## TASK GOAL
Wherever "meta" appears in a line of the listing, report that line.

## MATERIAL FOR THIS EXERCISE
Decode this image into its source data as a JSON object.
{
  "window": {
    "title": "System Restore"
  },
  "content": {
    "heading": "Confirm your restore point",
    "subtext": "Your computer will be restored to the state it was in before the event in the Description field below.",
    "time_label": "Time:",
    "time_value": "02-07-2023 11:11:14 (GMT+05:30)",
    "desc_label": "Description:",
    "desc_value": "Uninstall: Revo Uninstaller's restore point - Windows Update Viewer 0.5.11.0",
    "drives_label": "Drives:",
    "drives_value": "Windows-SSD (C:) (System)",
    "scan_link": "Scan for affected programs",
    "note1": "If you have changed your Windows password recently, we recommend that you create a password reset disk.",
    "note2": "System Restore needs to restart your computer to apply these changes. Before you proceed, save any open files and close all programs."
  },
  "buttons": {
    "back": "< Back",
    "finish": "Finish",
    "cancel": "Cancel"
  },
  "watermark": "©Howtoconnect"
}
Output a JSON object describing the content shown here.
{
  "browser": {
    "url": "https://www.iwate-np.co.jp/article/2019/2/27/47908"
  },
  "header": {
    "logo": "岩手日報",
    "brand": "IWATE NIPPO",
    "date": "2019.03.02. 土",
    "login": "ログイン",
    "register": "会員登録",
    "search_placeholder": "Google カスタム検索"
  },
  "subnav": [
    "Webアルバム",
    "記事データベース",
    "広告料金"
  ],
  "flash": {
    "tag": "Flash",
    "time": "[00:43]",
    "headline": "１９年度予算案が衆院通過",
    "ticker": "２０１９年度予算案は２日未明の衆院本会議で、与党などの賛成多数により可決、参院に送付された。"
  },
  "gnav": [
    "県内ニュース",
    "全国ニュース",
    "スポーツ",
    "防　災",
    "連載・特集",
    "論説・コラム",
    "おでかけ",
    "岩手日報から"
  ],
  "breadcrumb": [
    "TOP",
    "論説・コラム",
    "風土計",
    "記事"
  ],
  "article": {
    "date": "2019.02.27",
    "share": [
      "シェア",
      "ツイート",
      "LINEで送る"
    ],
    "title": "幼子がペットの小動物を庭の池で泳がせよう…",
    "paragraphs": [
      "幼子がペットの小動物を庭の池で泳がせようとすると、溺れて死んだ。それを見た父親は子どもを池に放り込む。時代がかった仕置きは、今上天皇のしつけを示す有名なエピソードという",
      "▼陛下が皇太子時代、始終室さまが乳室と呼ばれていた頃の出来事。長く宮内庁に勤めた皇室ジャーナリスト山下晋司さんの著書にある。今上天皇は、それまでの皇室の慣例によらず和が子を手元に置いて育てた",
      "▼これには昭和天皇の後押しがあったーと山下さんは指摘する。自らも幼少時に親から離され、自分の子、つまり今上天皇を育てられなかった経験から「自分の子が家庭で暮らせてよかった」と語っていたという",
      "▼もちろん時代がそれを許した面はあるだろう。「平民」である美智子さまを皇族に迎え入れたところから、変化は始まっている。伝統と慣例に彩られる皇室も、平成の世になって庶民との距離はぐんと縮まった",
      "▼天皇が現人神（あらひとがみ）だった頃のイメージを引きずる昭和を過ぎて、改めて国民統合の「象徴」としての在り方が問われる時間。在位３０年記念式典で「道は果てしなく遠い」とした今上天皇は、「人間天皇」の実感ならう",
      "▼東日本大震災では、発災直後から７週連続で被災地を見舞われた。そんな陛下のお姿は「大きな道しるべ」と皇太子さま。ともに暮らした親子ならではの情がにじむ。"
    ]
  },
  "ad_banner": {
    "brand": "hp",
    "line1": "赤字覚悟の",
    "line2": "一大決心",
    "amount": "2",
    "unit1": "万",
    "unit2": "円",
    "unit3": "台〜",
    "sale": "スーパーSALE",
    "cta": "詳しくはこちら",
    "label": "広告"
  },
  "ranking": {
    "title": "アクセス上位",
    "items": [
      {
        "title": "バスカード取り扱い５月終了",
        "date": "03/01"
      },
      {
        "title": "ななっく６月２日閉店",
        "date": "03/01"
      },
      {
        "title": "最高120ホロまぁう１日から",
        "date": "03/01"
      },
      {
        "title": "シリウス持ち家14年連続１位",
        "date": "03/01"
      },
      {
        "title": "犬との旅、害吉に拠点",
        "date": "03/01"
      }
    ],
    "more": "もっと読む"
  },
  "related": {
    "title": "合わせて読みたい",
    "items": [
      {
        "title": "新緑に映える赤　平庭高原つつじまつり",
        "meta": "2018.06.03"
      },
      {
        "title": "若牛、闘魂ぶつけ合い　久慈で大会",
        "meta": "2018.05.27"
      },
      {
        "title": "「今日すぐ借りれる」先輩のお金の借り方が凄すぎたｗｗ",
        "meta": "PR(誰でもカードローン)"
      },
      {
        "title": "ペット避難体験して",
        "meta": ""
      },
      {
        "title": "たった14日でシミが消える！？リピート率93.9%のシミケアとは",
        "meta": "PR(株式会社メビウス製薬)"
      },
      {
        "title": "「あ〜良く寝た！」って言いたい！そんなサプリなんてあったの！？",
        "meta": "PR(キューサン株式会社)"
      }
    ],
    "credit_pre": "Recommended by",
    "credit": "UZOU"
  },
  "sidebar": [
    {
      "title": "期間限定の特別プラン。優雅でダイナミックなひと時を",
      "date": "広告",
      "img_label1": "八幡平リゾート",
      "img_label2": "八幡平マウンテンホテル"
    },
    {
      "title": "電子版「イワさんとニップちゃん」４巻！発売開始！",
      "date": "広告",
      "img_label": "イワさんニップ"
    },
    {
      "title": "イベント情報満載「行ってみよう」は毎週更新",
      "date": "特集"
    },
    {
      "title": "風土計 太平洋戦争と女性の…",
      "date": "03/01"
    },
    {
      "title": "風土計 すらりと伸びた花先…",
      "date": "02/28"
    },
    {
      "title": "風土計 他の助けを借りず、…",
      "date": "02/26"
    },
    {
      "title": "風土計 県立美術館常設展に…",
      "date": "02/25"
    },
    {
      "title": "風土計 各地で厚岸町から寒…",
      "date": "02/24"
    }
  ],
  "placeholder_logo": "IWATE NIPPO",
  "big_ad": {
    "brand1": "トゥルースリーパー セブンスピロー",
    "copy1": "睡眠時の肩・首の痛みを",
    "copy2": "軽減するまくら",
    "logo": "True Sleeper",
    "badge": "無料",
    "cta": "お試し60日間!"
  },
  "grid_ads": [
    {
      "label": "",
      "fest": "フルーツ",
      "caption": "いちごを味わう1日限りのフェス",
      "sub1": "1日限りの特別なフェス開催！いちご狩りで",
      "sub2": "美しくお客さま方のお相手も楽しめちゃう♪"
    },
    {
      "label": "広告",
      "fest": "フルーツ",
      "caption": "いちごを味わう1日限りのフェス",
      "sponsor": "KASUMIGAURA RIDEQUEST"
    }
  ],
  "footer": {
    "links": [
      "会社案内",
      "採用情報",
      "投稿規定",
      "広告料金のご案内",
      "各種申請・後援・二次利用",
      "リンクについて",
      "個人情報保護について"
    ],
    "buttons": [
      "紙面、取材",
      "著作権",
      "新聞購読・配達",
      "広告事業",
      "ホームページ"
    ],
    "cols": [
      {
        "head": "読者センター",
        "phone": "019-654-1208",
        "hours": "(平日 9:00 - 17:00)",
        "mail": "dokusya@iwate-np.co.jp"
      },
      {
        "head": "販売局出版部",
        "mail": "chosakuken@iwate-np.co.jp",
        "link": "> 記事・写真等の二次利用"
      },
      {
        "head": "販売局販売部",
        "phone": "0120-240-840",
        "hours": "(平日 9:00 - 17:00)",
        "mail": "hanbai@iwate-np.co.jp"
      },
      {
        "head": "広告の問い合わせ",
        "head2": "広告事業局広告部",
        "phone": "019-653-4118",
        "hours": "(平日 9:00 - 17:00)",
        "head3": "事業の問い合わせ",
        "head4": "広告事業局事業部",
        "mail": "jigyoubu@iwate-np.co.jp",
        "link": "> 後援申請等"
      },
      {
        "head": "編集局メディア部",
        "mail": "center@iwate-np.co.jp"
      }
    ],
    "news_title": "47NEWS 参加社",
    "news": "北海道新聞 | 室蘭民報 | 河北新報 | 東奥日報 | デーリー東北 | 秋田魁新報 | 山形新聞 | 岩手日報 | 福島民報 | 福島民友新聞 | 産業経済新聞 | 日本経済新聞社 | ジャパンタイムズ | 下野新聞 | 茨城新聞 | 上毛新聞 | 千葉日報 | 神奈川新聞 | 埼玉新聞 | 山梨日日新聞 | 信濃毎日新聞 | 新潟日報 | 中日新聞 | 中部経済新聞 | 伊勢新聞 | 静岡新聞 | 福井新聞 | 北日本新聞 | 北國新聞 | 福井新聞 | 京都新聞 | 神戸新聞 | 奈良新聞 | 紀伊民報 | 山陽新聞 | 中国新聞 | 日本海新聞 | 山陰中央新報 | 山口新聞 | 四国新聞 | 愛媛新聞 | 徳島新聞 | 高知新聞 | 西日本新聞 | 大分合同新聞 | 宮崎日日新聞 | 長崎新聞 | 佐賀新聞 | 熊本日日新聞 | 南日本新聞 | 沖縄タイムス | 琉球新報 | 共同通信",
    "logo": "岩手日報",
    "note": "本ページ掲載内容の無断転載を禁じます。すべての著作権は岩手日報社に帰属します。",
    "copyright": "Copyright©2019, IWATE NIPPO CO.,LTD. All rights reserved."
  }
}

## ANSWER FOR THE TASK
        "meta": "2018.06.03"
        "meta": "2018.05.27"
        "meta": "PR(誰でもカードローン)"
        "meta": ""
        "meta": "PR(株式会社メビウス製薬)"
        "meta": "PR(キューサン株式会社)"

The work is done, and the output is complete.